Pocket Knives Made In Canada

This is just a short blog post to remind everyone that we sell more than just our fantastic shoe shine kits. We also have a variety of cool products that every guy should have and among them are our classic Made in Canada pocket knives.  These knives are made in Pictou, Nova Scotia by Grohmann and they've been making quality knives right here in Canada for decades.

One of the gems is the "Mini Russell Lockblade", a folding pocket knife with truly classic styling. This is the mini folding version of one of the best knives in the world - the Russell Belt Knife. Field and Stream called it one of the 20 best knives ever made. Grohmann puts the same care and craftsmanship into their knives that we put into our Canadian made shoe shine kits.

We're proud to carry these fine knives. They belong in the pocket of every guy who appreciates quality and classic styling.  

On Pocketknives, Gentlemen and Fathers

Had coffee with a friend and veteran clothier at his shop in downtown Victoria a few weeks ago to talk about the Shinekits project Jamie and I were launching this month.     We got to chatting about our decision to carry pocket knives. I'd just discovered Grohmann knives in Pictou, Nova Scotia and was absolutely delighted we had the chance to start selling their Canadian made Rosewood folding lock blade.    I didn't have the samples in hand yet but i did have some shots on the iPhone to show him.  

"You know, the true sign of any gentleman was having a pocket knife."  He said. "Back then the only man who could afford to keep a horse was a gentleman. They were a tremendously ruinous expense and only the wealthiest people could have them.  If you had a horse you had to carry a pocket knife to dig stones out of their hooves to keep them from going lame.    Carrying a good folding knife was the measure of a man."

I don't do horses.  They're not my thing.  Had one go nuts on me my first time in the saddle up in Wiarton, Ontario and got taken for a terrifying gallop through the woods.

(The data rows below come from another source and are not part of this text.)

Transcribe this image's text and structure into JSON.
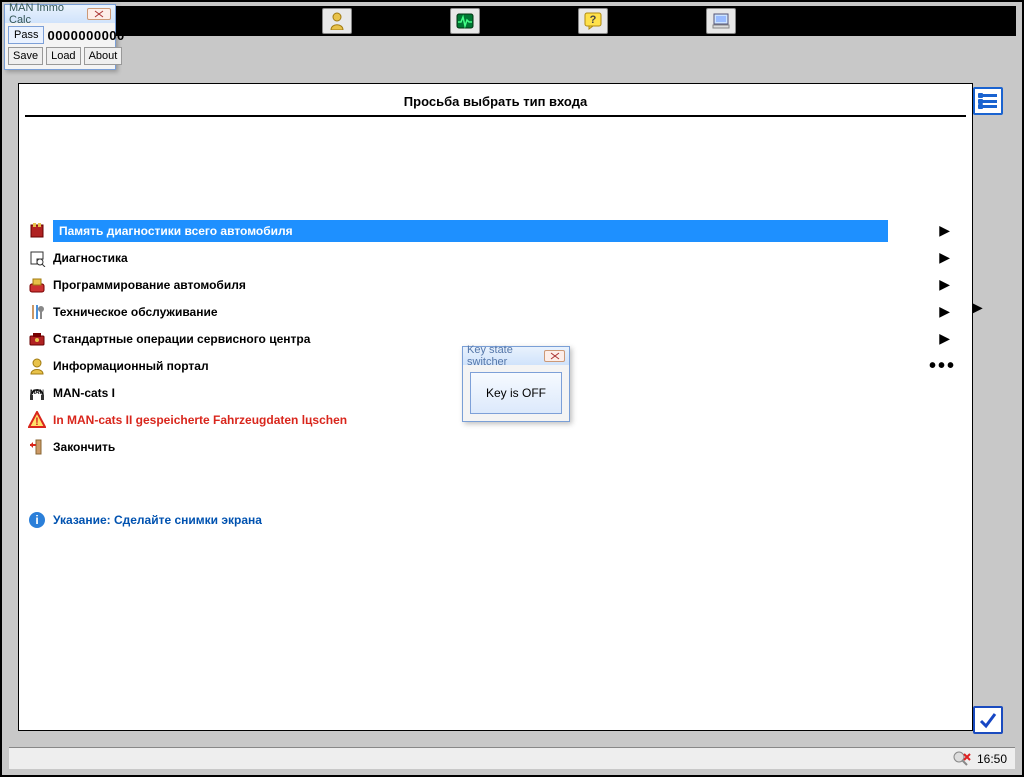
{
  "immo": {
    "title": "MAN Immo Calc",
    "pass_label": "Pass",
    "code": "0000000000",
    "save": "Save",
    "load": "Load",
    "about": "About"
  },
  "heading": "Просьба выбрать тип входа",
  "menu": [
    {
      "label": "Память диагностики всего автомобиля",
      "indicator": "arrow",
      "selected": true
    },
    {
      "label": "Диагностика",
      "indicator": "arrow"
    },
    {
      "label": "Программирование автомобиля",
      "indicator": "arrow"
    },
    {
      "label": "Техническое обслуживание",
      "indicator": "arrow",
      "outer_arrow": true
    },
    {
      "label": "Стандартные операции сервисного центра",
      "indicator": "arrow"
    },
    {
      "label": "Информационный портал",
      "indicator": "dots"
    },
    {
      "label": "MAN-cats I",
      "indicator": "none"
    },
    {
      "label": "In MAN-cats II gespeicherte Fahrzeugdaten lцschen",
      "indicator": "none",
      "warning": true
    },
    {
      "label": "Закончить",
      "indicator": "none"
    }
  ],
  "hint": "Указание: Сделайте снимки экрана",
  "key_switcher": {
    "title": "Key state switcher",
    "button": "Key is OFF"
  },
  "status": {
    "time": "16:50"
  }
}
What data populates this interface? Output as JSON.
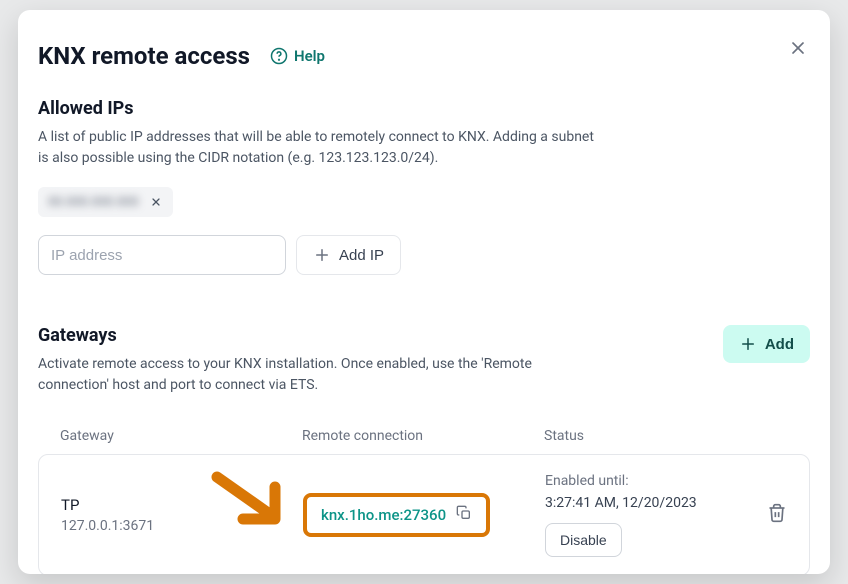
{
  "title": "KNX remote access",
  "help_label": "Help",
  "allowed_ips": {
    "title": "Allowed IPs",
    "desc": "A list of public IP addresses that will be able to remotely connect to KNX. Adding a subnet is also possible using the CIDR notation (e.g. 123.123.123.0/24).",
    "chip": "00.000.000.000",
    "placeholder": "IP address",
    "add_ip_label": "Add IP"
  },
  "gateways": {
    "title": "Gateways",
    "desc": "Activate remote access to your KNX installation. Once enabled, use the 'Remote connection' host and port to connect via ETS.",
    "add_label": "Add",
    "columns": {
      "gateway": "Gateway",
      "remote": "Remote connection",
      "status": "Status"
    },
    "row": {
      "name": "TP",
      "addr": "127.0.0.1:3671",
      "remote": "knx.1ho.me:27360",
      "enabled_label": "Enabled until:",
      "enabled_date": "3:27:41 AM, 12/20/2023",
      "disable_label": "Disable"
    }
  }
}
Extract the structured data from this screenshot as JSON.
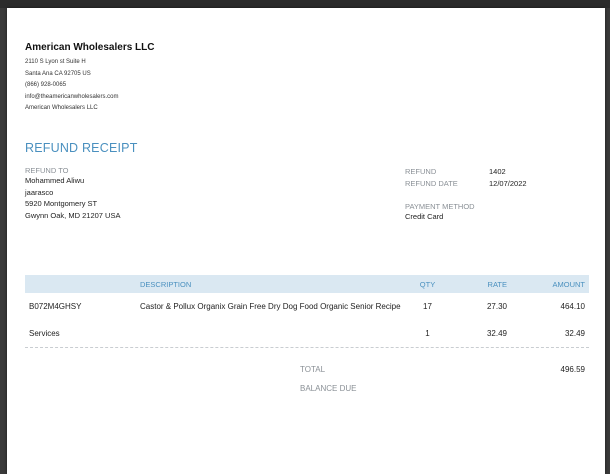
{
  "company": {
    "name": "American Wholesalers LLC",
    "address_line1": "2110 S Lyon st Suite H",
    "address_line2": "Santa Ana CA 92705 US",
    "phone": "(866) 928-0065",
    "email": "info@theamericanwholesalers.com",
    "name_footer": "American Wholesalers LLC"
  },
  "receipt": {
    "title": "REFUND RECEIPT",
    "refund_to_label": "REFUND TO",
    "customer": {
      "name": "Mohammed Aliwu",
      "company": "jaarasco",
      "street": "5920 Montgomery ST",
      "city_line": "Gwynn Oak, MD  21207 USA"
    },
    "refund_label": "REFUND",
    "refund_number": "1402",
    "refund_date_label": "REFUND DATE",
    "refund_date": "12/07/2022",
    "payment_method_label": "PAYMENT METHOD",
    "payment_method": "Credit Card"
  },
  "table": {
    "headers": {
      "code": "",
      "description": "DESCRIPTION",
      "qty": "QTY",
      "rate": "RATE",
      "amount": "AMOUNT"
    },
    "rows": [
      {
        "code": "B072M4GHSY",
        "description": "Castor & Pollux Organix Grain Free Dry Dog Food Organic Senior Recipe",
        "qty": "17",
        "rate": "27.30",
        "amount": "464.10"
      },
      {
        "code": "Services",
        "description": "",
        "qty": "1",
        "rate": "32.49",
        "amount": "32.49"
      }
    ]
  },
  "totals": {
    "total_label": "TOTAL",
    "total_value": "496.59",
    "balance_due_label": "BALANCE DUE",
    "balance_due_value": ""
  },
  "colors": {
    "accent": "#4a90bf",
    "header_bg": "#dae8f2"
  }
}
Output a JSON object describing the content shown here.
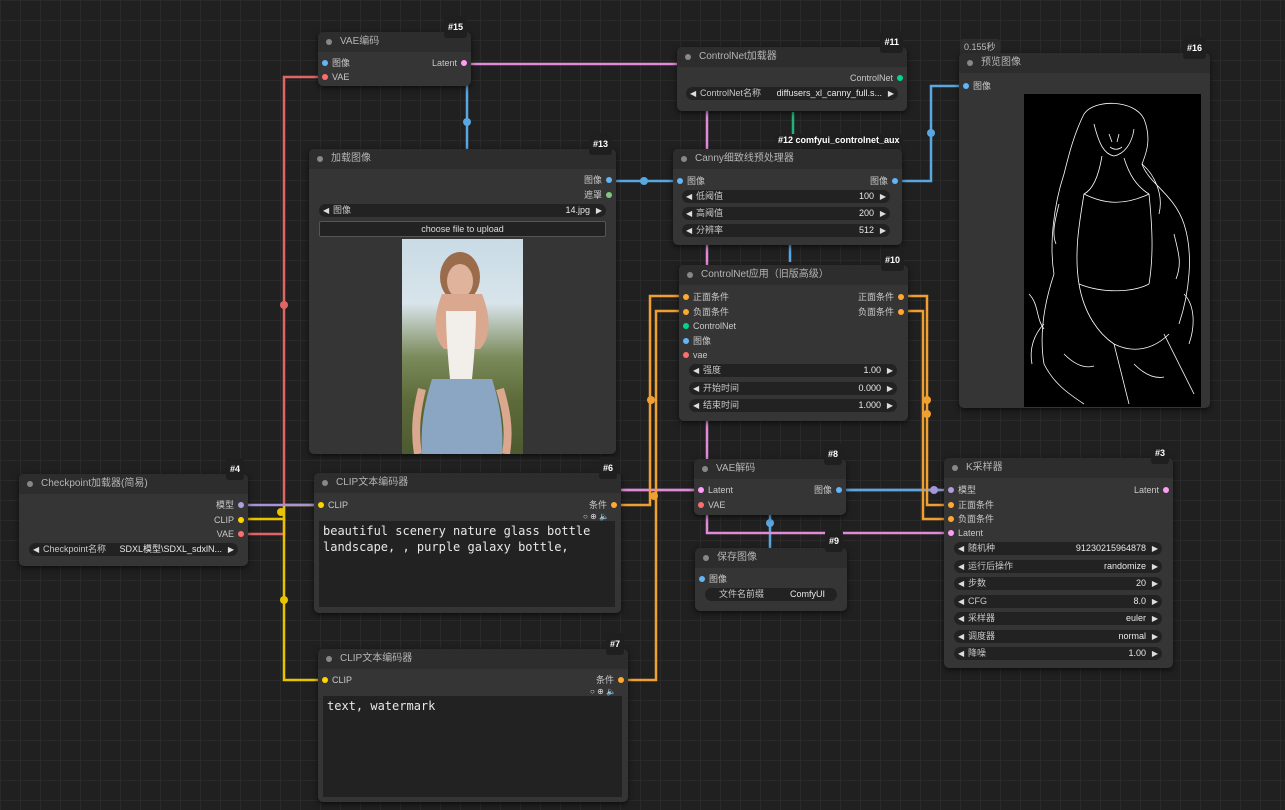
{
  "colors": {
    "clip": "#ffd500",
    "vae": "#ff6e6e",
    "image": "#64b5f6",
    "latent": "#ff9cf9",
    "model": "#b39ddb",
    "conditioning": "#ffa931",
    "controlnet": "#00d78d",
    "mask": "#81c784"
  },
  "n15": {
    "id": "#15",
    "title": "VAE编码",
    "in_image": "图像",
    "in_vae": "VAE",
    "out_latent": "Latent"
  },
  "n11": {
    "id": "#11",
    "title": "ControlNet加载器",
    "out": "ControlNet",
    "w_label": "ControlNet名称",
    "w_value": "diffusers_xl_canny_full.s..."
  },
  "n12": {
    "label": "#12 comfyui_controlnet_aux"
  },
  "n16": {
    "id": "#16",
    "title": "预览图像",
    "in_image": "图像",
    "timer": "0.155秒"
  },
  "n13": {
    "id": "#13",
    "title": "加载图像",
    "out_image": "图像",
    "out_mask": "遮罩",
    "w_label": "图像",
    "w_value": "14.jpg",
    "upload": "choose file to upload"
  },
  "nCanny": {
    "title": "Canny细致线预处理器",
    "in_image": "图像",
    "out_image": "图像",
    "widgets": [
      {
        "label": "低阈值",
        "value": "100"
      },
      {
        "label": "高阈值",
        "value": "200"
      },
      {
        "label": "分辨率",
        "value": "512"
      }
    ]
  },
  "n10": {
    "id": "#10",
    "title": "ControlNet应用（旧版高级）",
    "inputs": [
      "正面条件",
      "负面条件",
      "ControlNet",
      "图像",
      "vae"
    ],
    "outputs": [
      "正面条件",
      "负面条件"
    ],
    "widgets": [
      {
        "label": "强度",
        "value": "1.00"
      },
      {
        "label": "开始时间",
        "value": "0.000"
      },
      {
        "label": "结束时间",
        "value": "1.000"
      }
    ]
  },
  "n4": {
    "id": "#4",
    "title": "Checkpoint加载器(简易)",
    "outputs": [
      "模型",
      "CLIP",
      "VAE"
    ],
    "w_label": "Checkpoint名称",
    "w_value": "SDXL模型\\SDXL_sdxlN..."
  },
  "n6": {
    "id": "#6",
    "title": "CLIP文本编码器",
    "in": "CLIP",
    "out": "条件",
    "text": "beautiful scenery nature glass bottle\nlandscape, , purple galaxy bottle,"
  },
  "n8": {
    "id": "#8",
    "title": "VAE解码",
    "in_latent": "Latent",
    "in_vae": "VAE",
    "out": "图像"
  },
  "n9": {
    "id": "#9",
    "title": "保存图像",
    "in": "图像",
    "w_label": "文件名前缀",
    "w_value": "ComfyUI"
  },
  "n3": {
    "id": "#3",
    "title": "K采样器",
    "inputs": [
      "模型",
      "正面条件",
      "负面条件",
      "Latent"
    ],
    "out": "Latent",
    "widgets": [
      {
        "label": "随机种",
        "value": "91230215964878"
      },
      {
        "label": "运行后操作",
        "value": "randomize"
      },
      {
        "label": "步数",
        "value": "20"
      },
      {
        "label": "CFG",
        "value": "8.0"
      },
      {
        "label": "采样器",
        "value": "euler"
      },
      {
        "label": "调度器",
        "value": "normal"
      },
      {
        "label": "降噪",
        "value": "1.00"
      }
    ]
  },
  "n7": {
    "id": "#7",
    "title": "CLIP文本编码器",
    "in": "CLIP",
    "out": "条件",
    "text": "text, watermark"
  },
  "icons": {
    "text_widget_icons": "○ ⊕ 🔈"
  }
}
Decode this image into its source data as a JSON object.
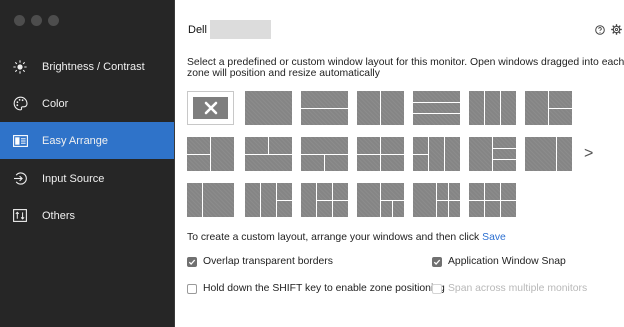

Apparently they don't always stop when you pull on the reigns and say Whoah!   Got thrown off hard and ended up cooking several rubbery shifts on a mix of Midol and Jameson's at my old restaurant for two weeks afterwards.  Given my aversion to further equine pursuits, I didn't see myself digging any stones out of hooves in the foreseeable future.   

Yet, lately I've begun carrying a pocket knife again.   I've got my grandfather's old ivory-handled 3 inch single folder.   It's faded and cracked on one side and the high carbon steel is a dull pallid grey.   My gravy can this thing take an edge.   I keep it shaving sharp with an Arkansas stone and an old belt for a strop.  I’ve done a few too many sharpness tests and now I’ve got bare patches on my arm.   


My Grandfathers Pocket Knife

With three little girls on the go it certainly comes in handy.   In any given month there's at least two birthday parties to attend.   That means bags of chips and gummy bears to cut open, and slab cakes from Costco to slice into.  For our own birthday parties we burn CD's of the girl's favourite pop songs and print off custom covers that need cropping with a steel ruler to fit into the jewel case.   That’s a fun task to do 18 times 30 minutes before a party.   I've eased off the brake callipers on my eldest's BMX when she's out shredding at the Cecilia Ravine park  and carved many a good marshmallow roasting stick for cookouts on the beach at Parksville.  I’ve cleaned up 6 year old fingernails dirty enough to grow potatoes in and I’ve dug splinters out of little feet that didn’t listen when they were climbing on driftwood logs at Willows Beach without their sandals.   A gentleman may no longer need to carry a knife these days but a dad sure does.  Now I just need to use it to cut the foil off this bottle of Tempranillo and pour myself a glass while I barbecue these ribs!  Happy Father’s day to all.